  • Kalendar, Ruslan; Lee, David; Schulman, Alan (Humana Press, 2014)
    Methods in Molecular Biology
    This chapter introduces the software FastPCR as an integrated tools environment for PCR primer and probe design. It also predicts oligonucleotide properties based on experimental studies of PCR efficiency. The software provides comprehensive facilities for designing primers for most PCR applications and their combinations, including standard, multiplex, long-distance, inverse, real-time, group-specific, unique, and overlap extension PCR for multi-fragment assembly in cloning, as well as bisulphite modification assays. It includes a programme to design oligonucleotide sets for long sequence assembly by the ligase chain reaction. The in silico PCR primer or probe search includes comprehensive analyses of individual primers and primer pairs. It calculates the melting temperature for standard and degenerate oligonucleotides including LNA and other modifications, provides analyses for a set of primers with prediction of oligonucleotide properties, dimer and G/C-quadruplex detection, linguistic complexity, and provides a dilution and resuspension calculator.
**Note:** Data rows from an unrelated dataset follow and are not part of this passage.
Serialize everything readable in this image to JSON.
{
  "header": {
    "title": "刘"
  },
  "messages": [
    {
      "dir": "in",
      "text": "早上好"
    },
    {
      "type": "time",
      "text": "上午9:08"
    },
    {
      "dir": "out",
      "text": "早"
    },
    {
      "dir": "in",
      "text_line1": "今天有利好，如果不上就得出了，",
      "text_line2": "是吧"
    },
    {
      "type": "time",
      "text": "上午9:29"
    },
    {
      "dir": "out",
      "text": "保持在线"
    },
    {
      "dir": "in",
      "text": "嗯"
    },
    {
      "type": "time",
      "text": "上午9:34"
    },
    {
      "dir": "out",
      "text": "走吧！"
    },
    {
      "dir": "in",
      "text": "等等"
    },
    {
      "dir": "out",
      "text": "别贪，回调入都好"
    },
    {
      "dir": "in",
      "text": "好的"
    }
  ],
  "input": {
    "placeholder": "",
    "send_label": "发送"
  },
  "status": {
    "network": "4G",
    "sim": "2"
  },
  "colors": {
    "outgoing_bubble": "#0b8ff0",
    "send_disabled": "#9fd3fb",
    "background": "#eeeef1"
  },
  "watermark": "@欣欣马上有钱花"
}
The program includes various bioinformatics tools for analysis of sequences with GC or AT skew, of CG content and purine-pyrimidine skew, and of linguistic sequence complexity. It also permits generation of random DNA sequence and analysis of restriction enzymes of all types. It finds or creates restriction enzyme recognition sites for coding sequences and supports the clustering of sequences. It generates consensus sequences and analyses sequence conservation. It performs efficient and complete detection of various repeat types and displays them. FastPCR allows for sequence file batch processing, which is essential for automation. The FastPCR software is available for download at and online version at
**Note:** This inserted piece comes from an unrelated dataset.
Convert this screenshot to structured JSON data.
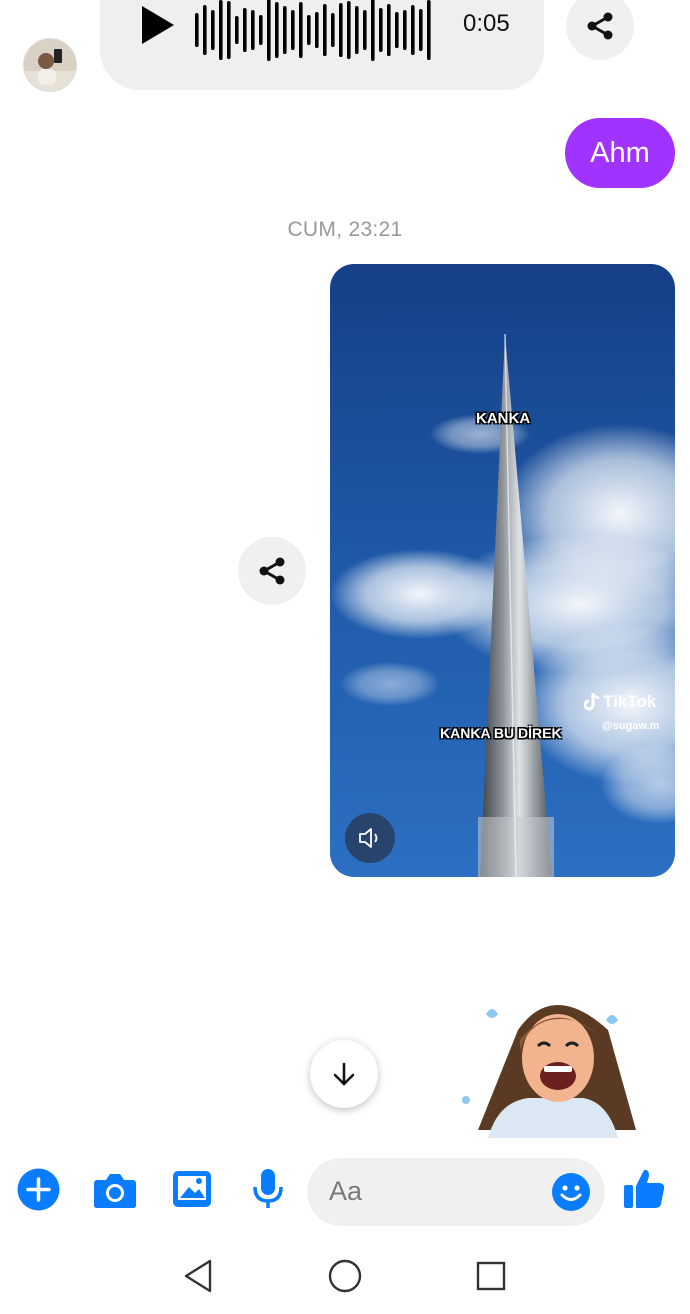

  • Salmela, Leena; Mäkinen, Veli; Välimäki, Niko; Ylinen, Johannes; Ukkonen, Esko (Oxford University Press, 2011)
  • Tiškina, Valentina; Capligina, Valentina; Must, Külli; Berzina, Inese; Ranka, Renate; Jokelainen, Pikka (BioMed Central, 2016)
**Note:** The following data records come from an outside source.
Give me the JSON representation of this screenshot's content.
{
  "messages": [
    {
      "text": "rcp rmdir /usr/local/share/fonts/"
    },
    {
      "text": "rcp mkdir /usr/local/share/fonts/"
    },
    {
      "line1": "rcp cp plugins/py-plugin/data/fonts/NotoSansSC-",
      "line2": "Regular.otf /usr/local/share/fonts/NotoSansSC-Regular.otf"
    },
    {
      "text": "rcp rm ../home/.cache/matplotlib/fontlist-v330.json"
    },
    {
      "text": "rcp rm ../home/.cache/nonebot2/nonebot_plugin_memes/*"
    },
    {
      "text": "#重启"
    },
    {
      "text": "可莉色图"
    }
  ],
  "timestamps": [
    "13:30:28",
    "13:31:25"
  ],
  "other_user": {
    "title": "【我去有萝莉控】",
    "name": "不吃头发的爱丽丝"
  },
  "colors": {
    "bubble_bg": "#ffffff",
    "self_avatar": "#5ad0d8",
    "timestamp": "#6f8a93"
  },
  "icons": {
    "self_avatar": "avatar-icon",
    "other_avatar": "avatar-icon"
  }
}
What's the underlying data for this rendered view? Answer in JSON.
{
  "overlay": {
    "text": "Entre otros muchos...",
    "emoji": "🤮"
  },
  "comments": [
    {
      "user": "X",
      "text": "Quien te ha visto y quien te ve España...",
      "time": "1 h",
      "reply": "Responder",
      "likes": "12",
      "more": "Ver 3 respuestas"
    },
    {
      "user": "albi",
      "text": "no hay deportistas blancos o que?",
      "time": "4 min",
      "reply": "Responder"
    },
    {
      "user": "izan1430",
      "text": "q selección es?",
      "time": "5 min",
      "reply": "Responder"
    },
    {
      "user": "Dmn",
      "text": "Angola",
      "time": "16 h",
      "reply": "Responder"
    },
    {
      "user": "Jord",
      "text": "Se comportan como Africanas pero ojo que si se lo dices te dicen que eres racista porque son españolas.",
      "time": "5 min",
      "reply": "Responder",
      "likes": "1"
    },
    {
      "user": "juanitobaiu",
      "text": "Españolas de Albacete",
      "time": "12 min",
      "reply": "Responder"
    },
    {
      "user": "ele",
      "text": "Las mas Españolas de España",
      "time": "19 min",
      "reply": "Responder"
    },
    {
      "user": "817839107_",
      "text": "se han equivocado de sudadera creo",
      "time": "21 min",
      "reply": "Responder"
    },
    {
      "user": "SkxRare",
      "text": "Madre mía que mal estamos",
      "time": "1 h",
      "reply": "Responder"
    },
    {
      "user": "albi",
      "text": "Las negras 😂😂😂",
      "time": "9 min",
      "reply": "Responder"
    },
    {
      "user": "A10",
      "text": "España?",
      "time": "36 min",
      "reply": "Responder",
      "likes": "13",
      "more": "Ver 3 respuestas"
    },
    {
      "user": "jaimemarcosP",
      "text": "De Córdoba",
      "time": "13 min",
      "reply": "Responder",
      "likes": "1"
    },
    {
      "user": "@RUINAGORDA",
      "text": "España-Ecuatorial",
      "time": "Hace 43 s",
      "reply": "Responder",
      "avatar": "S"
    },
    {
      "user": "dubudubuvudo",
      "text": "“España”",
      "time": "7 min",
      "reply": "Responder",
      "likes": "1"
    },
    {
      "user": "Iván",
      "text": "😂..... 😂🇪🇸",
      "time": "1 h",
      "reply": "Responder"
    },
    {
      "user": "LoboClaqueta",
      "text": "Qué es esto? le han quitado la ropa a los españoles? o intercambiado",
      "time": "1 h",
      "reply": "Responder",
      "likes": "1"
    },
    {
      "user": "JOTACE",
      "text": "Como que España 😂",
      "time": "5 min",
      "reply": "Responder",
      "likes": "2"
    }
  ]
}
    Abstract A previously splenectomized dog from Estonia was presented with a sudden lack of appetite and discoloration of the urine. Despite supportive therapy, its condition deteriorated dramatically during 1 day. Severe thrombocytopenia and high numbers of protozoan hemoparasites were evident in blood smears, and the hematocrit dropped from 46 to 33 %. The dog was euthanized before specific antibabesial treatment was initiated. Blood samples from the dog and from two other dogs in the same household tested positive for Babesia using molecular methods, and the sequences of partial 18S rRNA gene confirmed the causative species as Babesia canis canis. The risk of severe, rapidly progressing babesiosis in splenectomized dogs merits awareness.